__Aim of the task__.
Go through the data underneath and report how many lines hold the string "title", giving only the number.

───

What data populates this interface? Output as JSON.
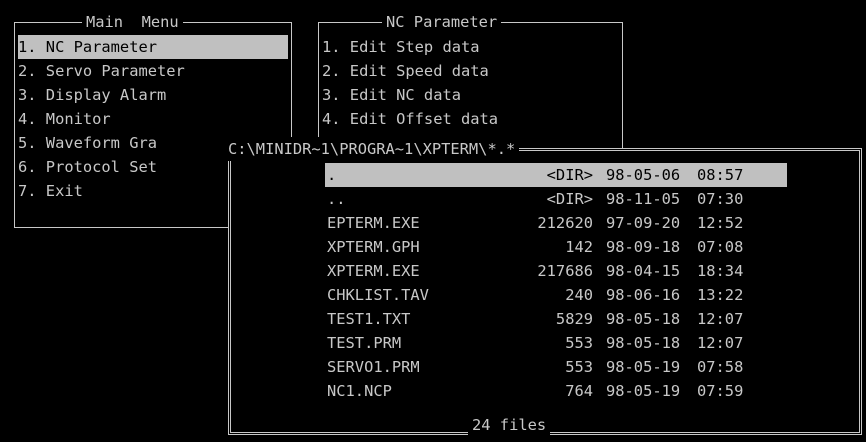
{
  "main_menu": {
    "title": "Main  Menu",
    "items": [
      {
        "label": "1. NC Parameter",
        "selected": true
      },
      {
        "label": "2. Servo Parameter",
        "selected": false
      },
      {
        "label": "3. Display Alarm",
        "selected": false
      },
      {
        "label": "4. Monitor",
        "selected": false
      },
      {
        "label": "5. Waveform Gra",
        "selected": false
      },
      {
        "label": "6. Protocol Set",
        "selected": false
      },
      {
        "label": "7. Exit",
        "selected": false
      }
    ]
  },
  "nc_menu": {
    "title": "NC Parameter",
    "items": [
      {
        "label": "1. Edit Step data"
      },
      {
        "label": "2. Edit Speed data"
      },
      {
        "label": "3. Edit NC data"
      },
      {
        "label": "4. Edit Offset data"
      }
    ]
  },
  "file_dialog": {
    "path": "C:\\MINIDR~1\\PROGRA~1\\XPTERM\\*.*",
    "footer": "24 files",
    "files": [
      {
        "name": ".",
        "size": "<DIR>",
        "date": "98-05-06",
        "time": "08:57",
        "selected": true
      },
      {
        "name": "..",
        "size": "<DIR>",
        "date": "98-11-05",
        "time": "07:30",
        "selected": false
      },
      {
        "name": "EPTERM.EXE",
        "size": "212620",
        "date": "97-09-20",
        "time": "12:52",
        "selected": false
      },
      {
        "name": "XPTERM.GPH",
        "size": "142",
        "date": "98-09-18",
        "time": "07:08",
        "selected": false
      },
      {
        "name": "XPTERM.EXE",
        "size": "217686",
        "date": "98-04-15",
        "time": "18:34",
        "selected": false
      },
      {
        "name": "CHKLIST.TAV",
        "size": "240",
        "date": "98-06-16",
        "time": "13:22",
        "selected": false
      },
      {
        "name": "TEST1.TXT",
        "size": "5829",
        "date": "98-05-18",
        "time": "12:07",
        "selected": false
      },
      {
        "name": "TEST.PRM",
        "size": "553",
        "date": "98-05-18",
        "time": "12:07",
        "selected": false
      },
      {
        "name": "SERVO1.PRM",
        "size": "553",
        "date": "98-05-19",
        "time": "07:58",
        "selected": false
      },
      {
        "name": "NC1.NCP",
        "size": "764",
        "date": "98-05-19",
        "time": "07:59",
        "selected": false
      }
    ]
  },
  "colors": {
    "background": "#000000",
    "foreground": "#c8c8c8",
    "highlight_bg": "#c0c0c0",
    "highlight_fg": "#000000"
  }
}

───

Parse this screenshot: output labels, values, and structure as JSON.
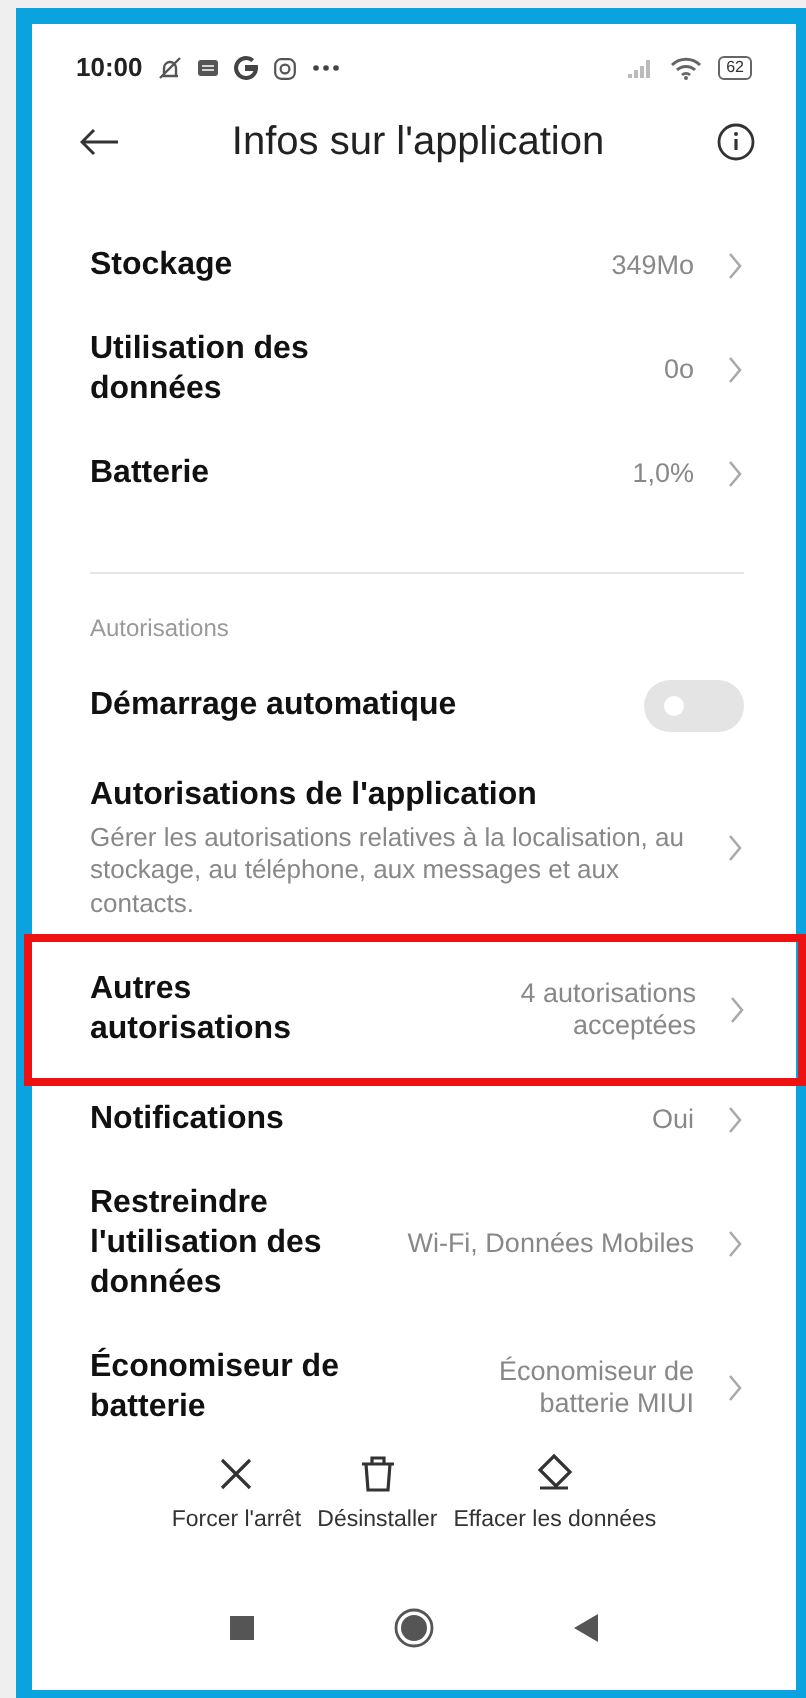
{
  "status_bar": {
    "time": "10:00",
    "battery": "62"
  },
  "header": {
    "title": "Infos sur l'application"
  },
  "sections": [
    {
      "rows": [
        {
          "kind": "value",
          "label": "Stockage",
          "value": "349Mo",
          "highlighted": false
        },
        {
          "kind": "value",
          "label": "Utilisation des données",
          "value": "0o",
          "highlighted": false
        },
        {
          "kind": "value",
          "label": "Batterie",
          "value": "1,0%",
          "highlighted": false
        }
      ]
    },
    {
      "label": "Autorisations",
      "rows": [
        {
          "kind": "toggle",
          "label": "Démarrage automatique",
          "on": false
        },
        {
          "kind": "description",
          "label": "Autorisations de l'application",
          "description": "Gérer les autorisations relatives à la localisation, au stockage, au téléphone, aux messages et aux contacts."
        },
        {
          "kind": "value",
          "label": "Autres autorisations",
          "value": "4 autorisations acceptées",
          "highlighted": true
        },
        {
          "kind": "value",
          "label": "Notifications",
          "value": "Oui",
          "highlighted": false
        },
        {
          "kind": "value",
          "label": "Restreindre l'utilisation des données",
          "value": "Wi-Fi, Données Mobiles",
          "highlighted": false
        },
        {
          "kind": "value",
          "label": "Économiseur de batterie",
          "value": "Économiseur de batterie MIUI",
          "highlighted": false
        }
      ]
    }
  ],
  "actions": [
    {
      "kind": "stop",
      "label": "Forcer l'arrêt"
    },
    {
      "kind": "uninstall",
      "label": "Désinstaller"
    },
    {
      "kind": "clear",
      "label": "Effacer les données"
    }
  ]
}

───

__Answer to the exercise__.
3